For good reason. On paper, the engine should have pulled strongly to 6,000 rpm; on the track, it nosed over at about 4,800 rpm. That being the case, we had "too much" converter-the stall speed (and amount of slippage) was too high for the engine's torque output and rpm capability. The 10-inch Super Street Fighter was still slipping excessively after the transmission was shifted into Second and Third gears, so the vehicle acceleration rate was reduced.
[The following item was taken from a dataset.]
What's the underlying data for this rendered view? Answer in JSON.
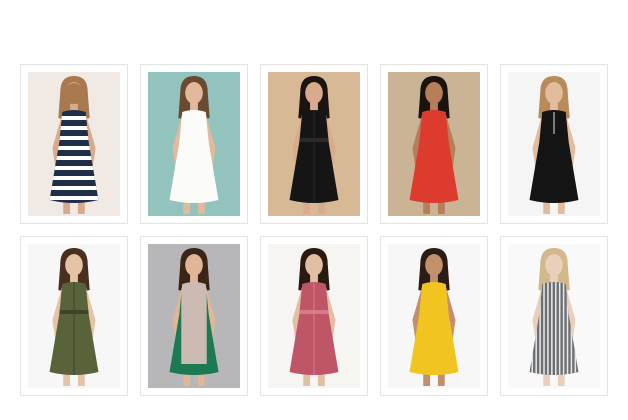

After reviewing our test results, Friend and Winstead thought a Breakaway converter (11-inch diameter) would be a much better choice, given the engine's true rpm range. Friend noted, "This is a perfect example of why accurate specifications are so important. On paper, the engine should have pulled to 6,000 or 6,500 rpm, and that was way off the mark. Considering vehicle weight and the relatively low rpm at which the transmission had to be shifted, the Super Street Fighter did a reasonably good job, but it's definitely not the right converter for this particular engine/chassis combination. The Breakaway is considerably tighter than the Super Street Fighter, so I'd expect all-around performance to be better, even though 60-foot times may not be quite as good."

Upon our return to Silver Dollar Raceway, Friend's predictions proved to be right on the money. Trap speed jumped almost 3 mph-from 103.73 to 106.68, while elapsed time dropped just over a tenth of a second to 12.752. This improvement was achieved in spite of the fact that 60-foot times remained virtually unchanged.

In addition to illustrating the performance shortfall that can result from a torque converter that isn't properly matched to a particular engine, the test results indicate a different type of torque converter is required for various Corvette intake systems. With its lower stall speed and reduced slippage, a Breakaway would be the better choice for a Tuned Port or a Cross-Fire engine. On the other hand, a Street Fighter or Super Street Fighter is better suited to LT1 and LS1 engines. In older Corvettes with carbureted engines, a camshaft profile can be used to ease the torque-converter selection process. Stock-type engines with standard hydraulic-lifter cams will obviously respond better to a "tighter" converter, while high-performance hydraulic- and mechanical-lifter profiles indicate a "looser" converter is required.

Obviously, making a selection is never as cut-and-dried as looking at a cam spec card or engine type. Vehicle weight and gearing also enter the picture and, irrespective of the actual specifications, an engine's performance capabilities are still the governing factor-especially if you're aiming for optimum performance in a car you race on Sunday and drive on Monday.

Stall Speed: Loose Or Tight?Stall speed is about as misunderstood as torque converters. It is simply the maximum rpm an engine can reach when the throttle is wide open but the vehicle is held at a standstill. Stall speed is relevant to vehicle acceleration for a number of reasons, but primarily because it allows an engine to reach a particular rpm before attempting to move a vehicle.

As stall speed is increased, so is a converter's overall slippage; all other things being equal, a "loose" converter will typically have a higher stall speed, more slippage, and more advantageous torque multiplication than a "tight" one. Unfortunately, all other things aren't always equal, so there's no guarantee that a "loose" converter will offer a performance advantage. Slippage can be the result of nothing more than poor design and, even worse, quality control.